▶ What is being asked: Could the data below be copied exactly, minus the pictures?

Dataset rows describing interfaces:
====

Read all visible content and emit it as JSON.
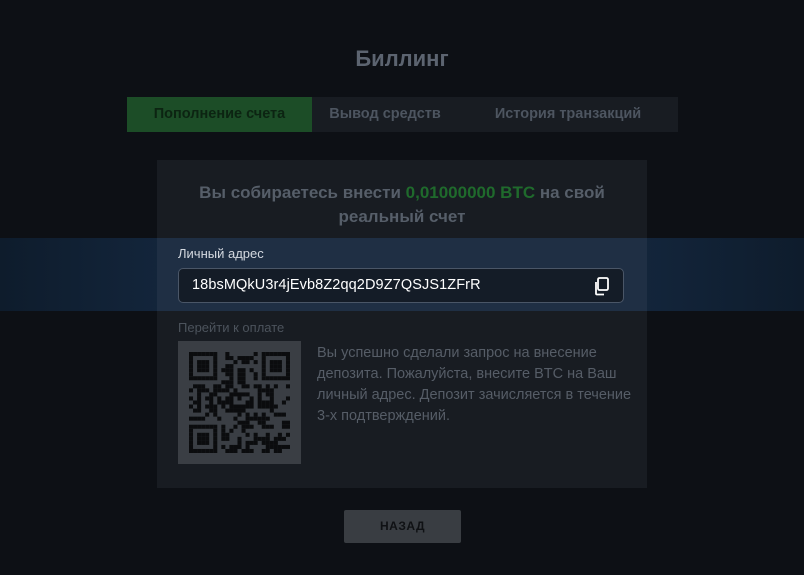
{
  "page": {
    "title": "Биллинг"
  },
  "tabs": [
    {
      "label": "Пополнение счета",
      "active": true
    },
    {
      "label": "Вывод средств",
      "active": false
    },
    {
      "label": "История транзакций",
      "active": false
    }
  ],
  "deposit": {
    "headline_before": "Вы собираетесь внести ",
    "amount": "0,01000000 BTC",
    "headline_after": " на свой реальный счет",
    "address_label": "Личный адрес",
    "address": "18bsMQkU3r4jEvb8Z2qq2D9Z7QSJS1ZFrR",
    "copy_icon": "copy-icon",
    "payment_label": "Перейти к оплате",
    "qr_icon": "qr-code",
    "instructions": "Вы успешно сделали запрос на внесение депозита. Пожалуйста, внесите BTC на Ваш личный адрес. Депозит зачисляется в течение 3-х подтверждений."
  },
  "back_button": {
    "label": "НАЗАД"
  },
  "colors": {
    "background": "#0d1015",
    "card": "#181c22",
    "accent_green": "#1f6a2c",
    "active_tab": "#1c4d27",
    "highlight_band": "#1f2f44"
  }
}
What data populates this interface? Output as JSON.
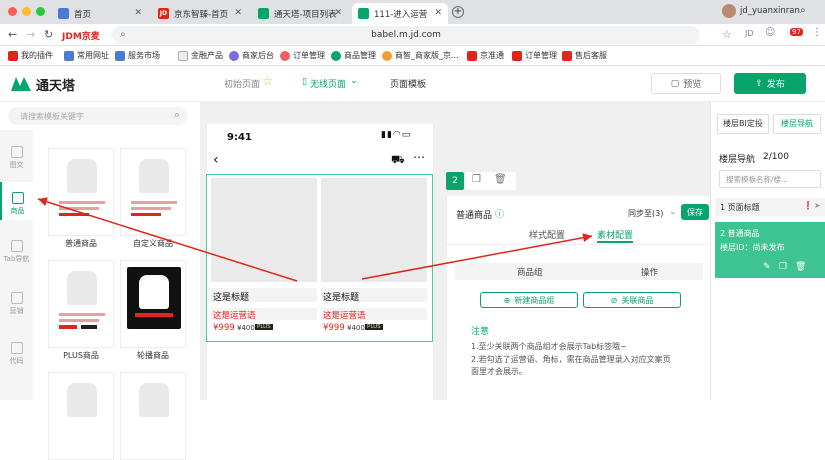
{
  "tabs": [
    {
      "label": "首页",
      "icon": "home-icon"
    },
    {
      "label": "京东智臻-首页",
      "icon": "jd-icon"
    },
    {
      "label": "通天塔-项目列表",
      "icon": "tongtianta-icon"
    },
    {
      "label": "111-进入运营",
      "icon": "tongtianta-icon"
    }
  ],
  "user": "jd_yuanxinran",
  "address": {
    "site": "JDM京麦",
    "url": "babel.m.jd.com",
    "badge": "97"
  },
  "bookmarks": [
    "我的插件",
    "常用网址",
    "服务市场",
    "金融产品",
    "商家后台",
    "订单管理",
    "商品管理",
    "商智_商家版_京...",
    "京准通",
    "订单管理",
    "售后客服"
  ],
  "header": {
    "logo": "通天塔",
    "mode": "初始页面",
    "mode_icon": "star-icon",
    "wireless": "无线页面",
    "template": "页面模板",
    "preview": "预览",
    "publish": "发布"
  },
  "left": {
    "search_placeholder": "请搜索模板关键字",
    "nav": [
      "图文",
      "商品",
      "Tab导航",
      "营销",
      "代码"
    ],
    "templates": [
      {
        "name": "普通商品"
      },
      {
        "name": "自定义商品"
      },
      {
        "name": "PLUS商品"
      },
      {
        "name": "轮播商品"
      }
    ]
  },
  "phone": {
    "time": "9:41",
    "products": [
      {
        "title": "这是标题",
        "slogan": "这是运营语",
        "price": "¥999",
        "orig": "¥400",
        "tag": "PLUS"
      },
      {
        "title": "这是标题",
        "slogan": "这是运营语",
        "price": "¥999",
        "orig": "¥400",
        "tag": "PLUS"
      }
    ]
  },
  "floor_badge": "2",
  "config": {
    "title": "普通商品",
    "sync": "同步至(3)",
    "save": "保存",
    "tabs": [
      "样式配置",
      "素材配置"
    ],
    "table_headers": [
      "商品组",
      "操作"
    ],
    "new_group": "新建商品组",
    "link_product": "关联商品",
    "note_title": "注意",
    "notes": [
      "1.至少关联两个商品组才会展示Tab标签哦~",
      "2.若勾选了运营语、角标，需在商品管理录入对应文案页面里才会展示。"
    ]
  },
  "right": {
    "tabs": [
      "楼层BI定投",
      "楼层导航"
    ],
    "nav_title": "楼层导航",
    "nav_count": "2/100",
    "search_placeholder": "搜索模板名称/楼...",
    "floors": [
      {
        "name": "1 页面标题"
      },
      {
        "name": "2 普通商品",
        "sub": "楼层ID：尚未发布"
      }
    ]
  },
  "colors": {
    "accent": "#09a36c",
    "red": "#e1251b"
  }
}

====

▶ Exercise output:
Read all visible content and emit it as JSON.
{
  "page": {
    "title": "Биллинг"
  },
  "tabs": [
    {
      "label": "Пополнение счета",
      "active": true
    },
    {
      "label": "Вывод средств",
      "active": false
    },
    {
      "label": "История транзакций",
      "active": false
    }
  ],
  "deposit": {
    "headline_before": "Вы собираетесь внести ",
    "amount": "0,01000000 BTC",
    "headline_after": " на свой реальный счет",
    "address_label": "Личный адрес",
    "address": "18bsMQkU3r4jEvb8Z2qq2D9Z7QSJS1ZFrR",
    "copy_icon": "copy-icon",
    "payment_label": "Перейти к оплате",
    "qr_icon": "qr-code",
    "instructions": "Вы успешно сделали запрос на внесение депозита. Пожалуйста, внесите BTC на Ваш личный адрес. Депозит зачисляется в течение 3-х подтверждений."
  },
  "back_button": {
    "label": "НАЗАД"
  },
  "colors": {
    "background": "#0d1015",
    "card": "#181c22",
    "accent_green": "#1f6a2c",
    "active_tab": "#1c4d27",
    "highlight_band": "#1f2f44"
  }
}
What data populates this interface? Output as JSON.
{
  "tabs": [
    {
      "label": "首页",
      "icon": "home-icon"
    },
    {
      "label": "京东智臻-首页",
      "icon": "jd-icon"
    },
    {
      "label": "通天塔-项目列表",
      "icon": "tongtianta-icon"
    },
    {
      "label": "111-进入运营",
      "icon": "tongtianta-icon"
    }
  ],
  "user": "jd_yuanxinran",
  "address": {
    "site": "JDM京麦",
    "url": "babel.m.jd.com",
    "badge": "97"
  },
  "bookmarks": [
    "我的插件",
    "常用网址",
    "服务市场",
    "金融产品",
    "商家后台",
    "订单管理",
    "商品管理",
    "商智_商家版_京...",
    "京准通",
    "订单管理",
    "售后客服"
  ],
  "header": {
    "logo": "通天塔",
    "mode": "初始页面",
    "mode_icon": "star-icon",
    "wireless": "无线页面",
    "template": "页面模板",
    "preview": "预览",
    "publish": "发布"
  },
  "left": {
    "search_placeholder": "请搜索模板关键字",
    "nav": [
      "图文",
      "商品",
      "Tab导航",
      "营销",
      "代码"
    ],
    "templates": [
      {
        "name": "普通商品"
      },
      {
        "name": "自定义商品"
      },
      {
        "name": "PLUS商品"
      },
      {
        "name": "轮播商品"
      }
    ]
  },
  "phone": {
    "time": "9:41",
    "products": [
      {
        "title": "这是标题",
        "slogan": "这是运营语",
        "price": "¥999",
        "orig": "¥400",
        "tag": "PLUS"
      },
      {
        "title": "这是标题",
        "slogan": "这是运营语",
        "price": "¥999",
        "orig": "¥400",
        "tag": "PLUS"
      }
    ]
  },
  "floor_badge": "2",
  "config": {
    "title": "普通商品",
    "sync": "同步至(3)",
    "save": "保存",
    "tabs": [
      "样式配置",
      "素材配置"
    ],
    "table_headers": [
      "商品组",
      "操作"
    ],
    "new_group": "新建商品组",
    "link_product": "关联商品",
    "note_title": "注意",
    "notes": [
      "1.至少关联两个商品组才会展示Tab标签哦~",
      "2.若勾选了运营语、角标，需在商品管理录入对应文案页面里才会展示。"
    ]
  },
  "right": {
    "tabs": [
      "楼层BI定投",
      "楼层导航"
    ],
    "nav_title": "楼层导航",
    "nav_count": "2/100",
    "search_placeholder": "搜索模板名称/楼...",
    "floors": [
      {
        "name": "1 页面标题"
      },
      {
        "name": "2 普通商品",
        "sub": "楼层ID：尚未发布"
      }
    ]
  },
  "colors": {
    "accent": "#09a36c",
    "red": "#e1251b"
  }
}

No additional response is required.